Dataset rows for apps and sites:
____

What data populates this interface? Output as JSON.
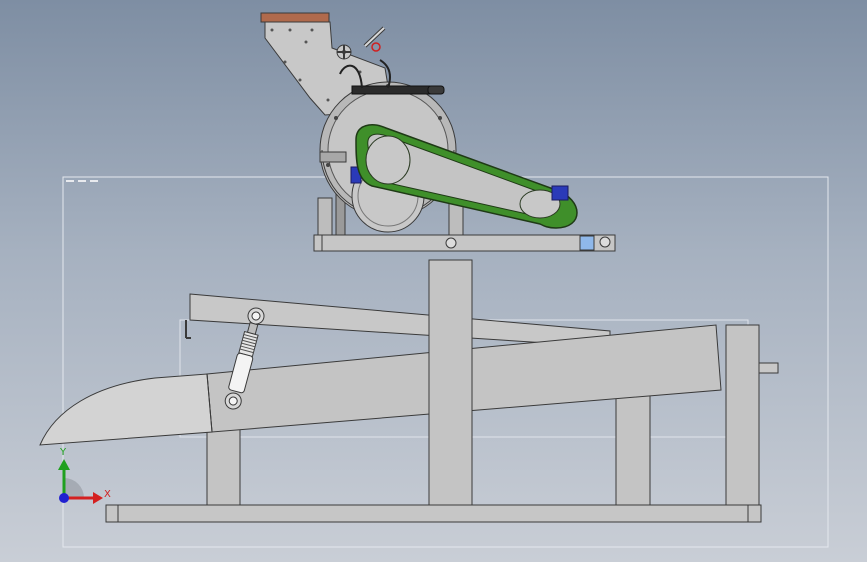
{
  "viewport": {
    "background_top": "#7e8ea3",
    "background_bottom": "#c9ced6"
  },
  "triad": {
    "x_label": "X",
    "y_label": "Y",
    "x_color": "#d42020",
    "y_color": "#1fa01f",
    "z_color": "#2020d0"
  },
  "colors": {
    "steel": "#c4c4c4",
    "steel_light": "#d4d4d4",
    "steel_dark": "#9a9a9a",
    "outline": "#3a3a3a",
    "belt_guard": "#3f8f2a",
    "motor_blue": "#2a3ab8",
    "hopper_top": "#b06a4c"
  },
  "icons": {
    "triad": "axis-triad-icon"
  }
}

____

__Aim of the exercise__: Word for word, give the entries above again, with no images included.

__Task response__:
What data populates this interface? Output as JSON.
{
  "viewport": {
    "background_top": "#7e8ea3",
    "background_bottom": "#c9ced6"
  },
  "triad": {
    "x_label": "X",
    "y_label": "Y",
    "x_color": "#d42020",
    "y_color": "#1fa01f",
    "z_color": "#2020d0"
  },
  "colors": {
    "steel": "#c4c4c4",
    "steel_light": "#d4d4d4",
    "steel_dark": "#9a9a9a",
    "outline": "#3a3a3a",
    "belt_guard": "#3f8f2a",
    "motor_blue": "#2a3ab8",
    "hopper_top": "#b06a4c"
  },
  "icons": {
    "triad": "axis-triad-icon"
  }
}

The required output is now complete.